mkdir minecraft cd minecraft wget https://s3.amazonaws.com/Minecraft.Download/versions/1.8/minecraft_server.1.8.jar echo '#!/bin/bash cd /home/lesaint/minecraft && /home/lesaint/jdk/bin/java -jar /home/lesaint/minecraft/minecraft_server.1.8.jar -Xmx1024M -Xms1024M nogui' > /home/lesaint/minecraft.sh chmod +x /home/lesaint/minecraft.sh
this script starts the Minecraft server with 1Gb heap. Make sure you choose an instance with enough memory or change the
Minimal configuration needed is to create a file which Minecraft will read to know whether you accepted the Minecraft EULA or not.
When run for the first time, Minecraft server create the file and asks you to modify it and restart the server.
To save one server run, we just create it ourselves.
echo "eula=TRUE" > /home/lesaint/minecraft/eula.txt
start the server
You must stay connected to the instance for the Minecraft server to run, we will discuss below how to let it run in the background.
connect to the server
The Minecraft server is running and you can now to connect to it with a Minecraft client (ie. the game).
get the server’s IP address
Use the following command to get the list of instances and, among other informations, you can find the external IP address of the one you just started:
gcloud compute instances list
Result will look like the following and we are interested in what is below
[my-machine] $ gcloud compute instances list NAME ZONE MACHINE_TYPE INTERNAL_IP EXTERNAL_IP STATUS minecraft-server europe-west1-a n1-standard-1 10.240.197.56 220.127.116.11 RUNNING

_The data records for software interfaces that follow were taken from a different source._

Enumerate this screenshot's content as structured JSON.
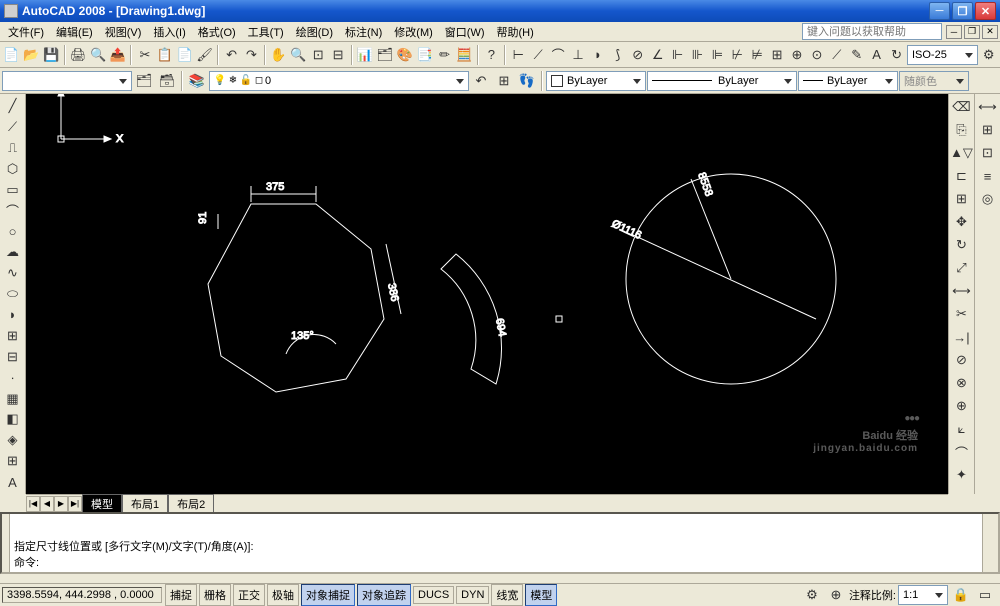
{
  "title": "AutoCAD 2008 - [Drawing1.dwg]",
  "help_placeholder": "键入问题以获取帮助",
  "menu": [
    "文件(F)",
    "编辑(E)",
    "视图(V)",
    "插入(I)",
    "格式(O)",
    "工具(T)",
    "绘图(D)",
    "标注(N)",
    "修改(M)",
    "窗口(W)",
    "帮助(H)"
  ],
  "dim_style": "ISO-25",
  "layer": {
    "current": "0"
  },
  "props": {
    "color": "ByLayer",
    "linetype": "ByLayer",
    "lineweight": "ByLayer",
    "plotstyle": "随颜色"
  },
  "tabs": {
    "nav": [
      "|◀",
      "◀",
      "▶",
      "▶|"
    ],
    "items": [
      "模型",
      "布局1",
      "布局2"
    ],
    "active": 0
  },
  "command": {
    "history1": "指定尺寸线位置或 [多行文字(M)/文字(T)/角度(A)]:",
    "history2": "",
    "prompt": "命令:"
  },
  "status": {
    "coords": "3398.5594, 444.2998 , 0.0000",
    "toggles": [
      "捕捉",
      "栅格",
      "正交",
      "极轴",
      "对象捕捉",
      "对象追踪",
      "DUCS",
      "DYN",
      "线宽",
      "模型"
    ],
    "scale_label": "注释比例:",
    "scale_value": "1:1"
  },
  "dimensions": {
    "d1": "375",
    "d2": "91",
    "d3": "386",
    "d4": "135°",
    "d5": "694",
    "d6": "Ø1116",
    "d7": "8558"
  },
  "watermark": {
    "main": "Baidu 经验",
    "sub": "jingyan.baidu.com"
  }
}
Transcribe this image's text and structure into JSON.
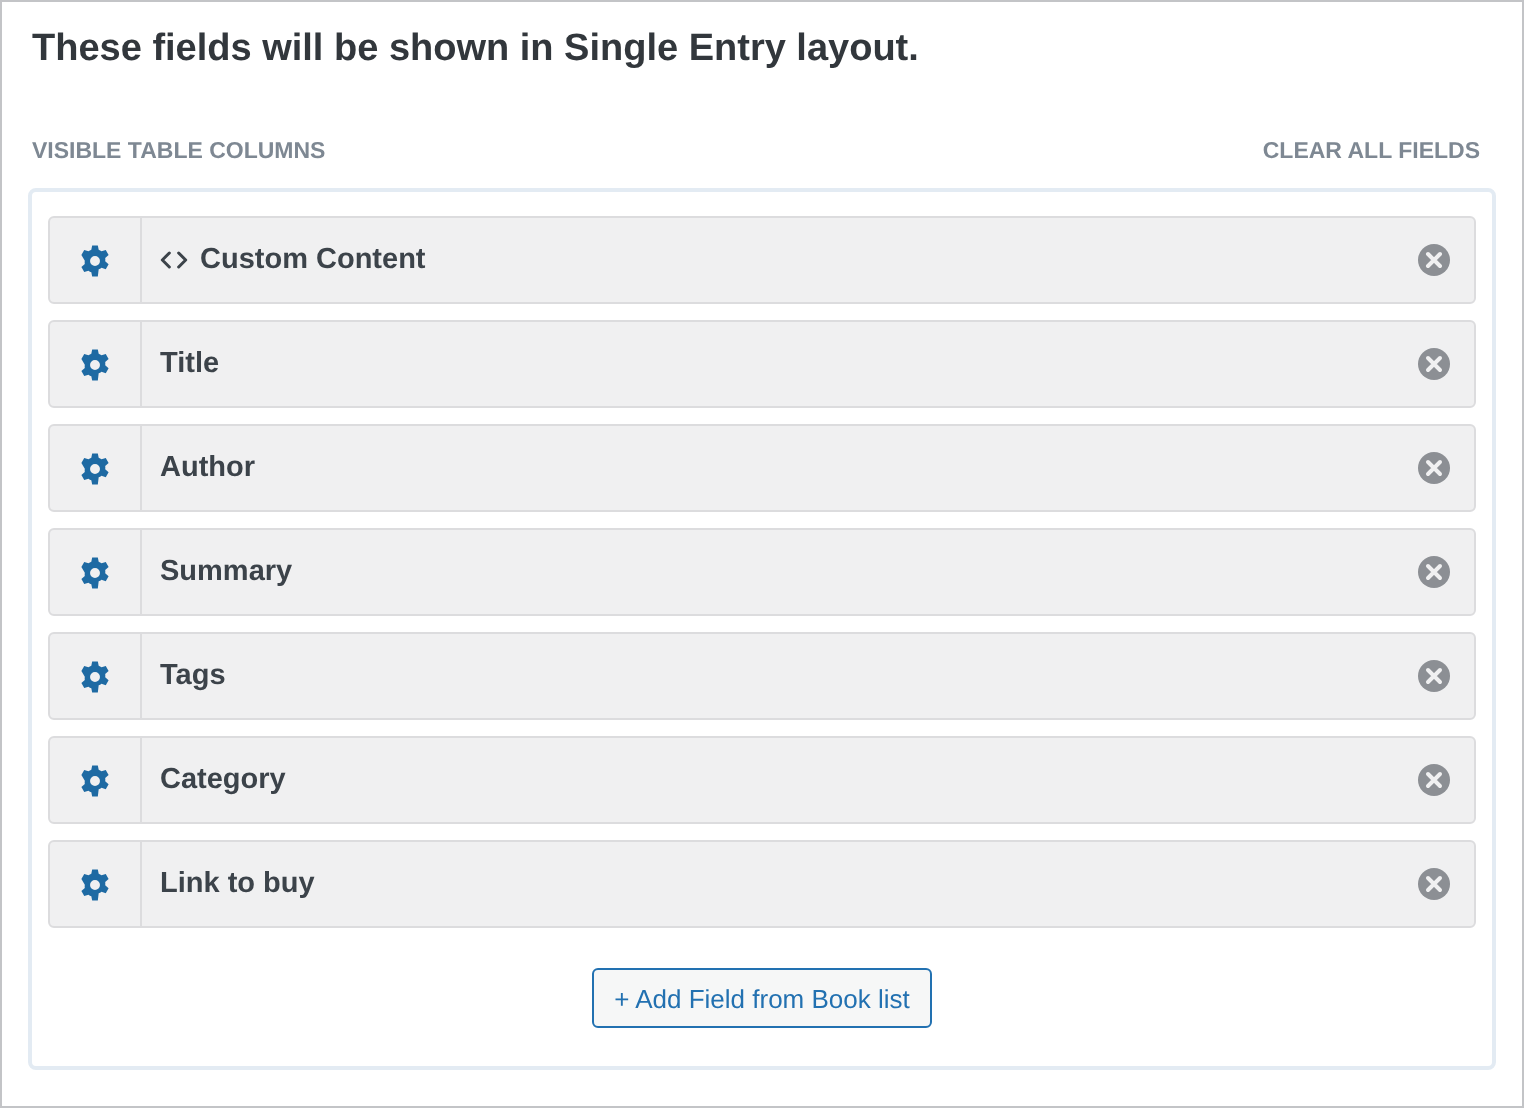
{
  "heading": "These fields will be shown in Single Entry layout.",
  "section_label": "VISIBLE TABLE COLUMNS",
  "clear_link": "CLEAR ALL FIELDS",
  "fields": [
    {
      "label": "Custom Content",
      "kind": "code"
    },
    {
      "label": "Title",
      "kind": "field"
    },
    {
      "label": "Author",
      "kind": "field"
    },
    {
      "label": "Summary",
      "kind": "field"
    },
    {
      "label": "Tags",
      "kind": "field"
    },
    {
      "label": "Category",
      "kind": "field"
    },
    {
      "label": "Link to buy",
      "kind": "field"
    }
  ],
  "add_button": "+ Add Field from Book list"
}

connect to the server
Start Minecraft, go to
Direct connect or
Specifity the server name if you clicked on
Add server and specify the
EXTERNAL_IP from above as

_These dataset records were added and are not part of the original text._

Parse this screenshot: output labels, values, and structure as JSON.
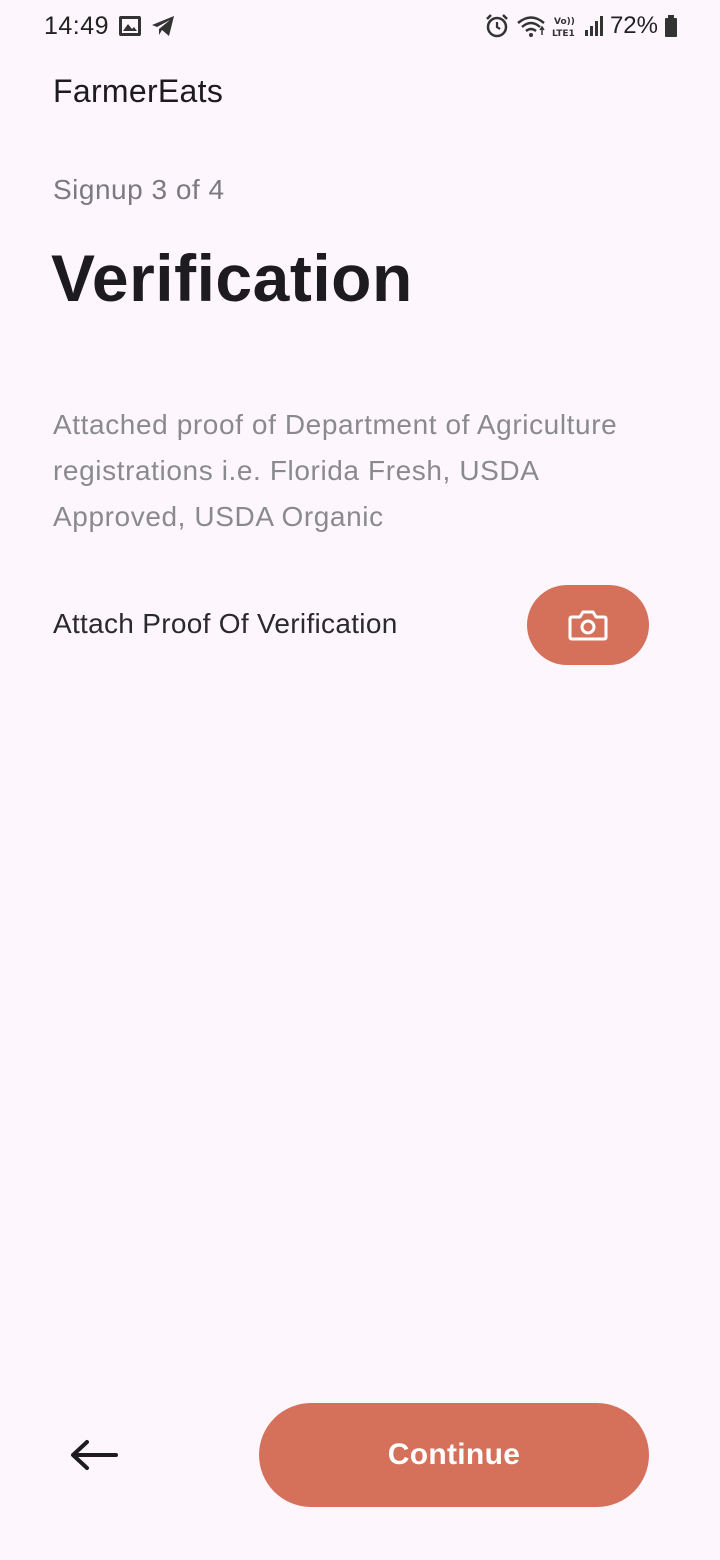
{
  "status_bar": {
    "time": "14:49",
    "battery": "72%",
    "icons_left": [
      "image-icon",
      "telegram-icon"
    ],
    "icons_right": [
      "alarm-icon",
      "wifi-icon",
      "volte-icon",
      "signal-icon",
      "battery-icon"
    ]
  },
  "app": {
    "title": "FarmerEats"
  },
  "signup": {
    "step": "Signup 3 of 4",
    "title": "Verification",
    "description": "Attached proof of Department of Agriculture registrations i.e. Florida Fresh, USDA Approved, USDA Organic",
    "attach_label": "Attach Proof Of Verification",
    "attach_icon": "camera-icon"
  },
  "footer": {
    "back_icon": "arrow-left-icon",
    "continue_label": "Continue"
  },
  "colors": {
    "accent": "#D5715B",
    "background": "#FDF7FD",
    "muted_text": "#8A8A8E"
  }
}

Now, connect and play :)
let it run in the background
The problem when starting the Minecraft server from an SSH session is that the server’s process will be ended when the SSH session is ended (ie. when you disconnect).
start the server
Start the Minecraft server in a new
screen terminal window.
screen without killing it, use
CTRL+a d (type
CTRL+A on your keyboard and then letter
d). It is called “detaching” from the
You can check the Minecraft server java process is actually running with the following command line:
ps -ef | grep java
get your hands back on the server
To “reattach” to the
screen terminal, you must find its id. List all
screen session on the current host with:
Result will look like the following:
lesaint@minecraft-server:~$ screen -list There is a screen on: 2046.pts-1.minecraft-server (10/16/14 21:17:03) (Detached) 1 Socket in /var/run/screen/S-lesaint.
You can reattach to the
screen session with the number at the beginning of the line:
screen -r 2046
From that point, you can manage the Minecraft server as you would be doing if you had started it from the SSH session directly.
stop the server
To stop the server, reattach to the
screen session and just type
CTRL+C. It will stop the Minecraft server and if you started the
screen session with the Minecraft service as an argument,it will also end the
destroy the instance
When you don’t need the instance, destroy it as it will cost you even if it is not doing anything. Since it is so easy and quick to recreate it, do not hesitate.
What matters is the disk and it will not be deleted if you correctly specified
auto-delete=no when creating the instance (see create instance with existing disk).
In doubt, go to the Google developer console, display the instance properties. A checkbox indicates whether the disk will be deleted when the instance is deleted. You can change the value directly from there.
gcloud compute instances delete minecraft-server --zone europe-west1-a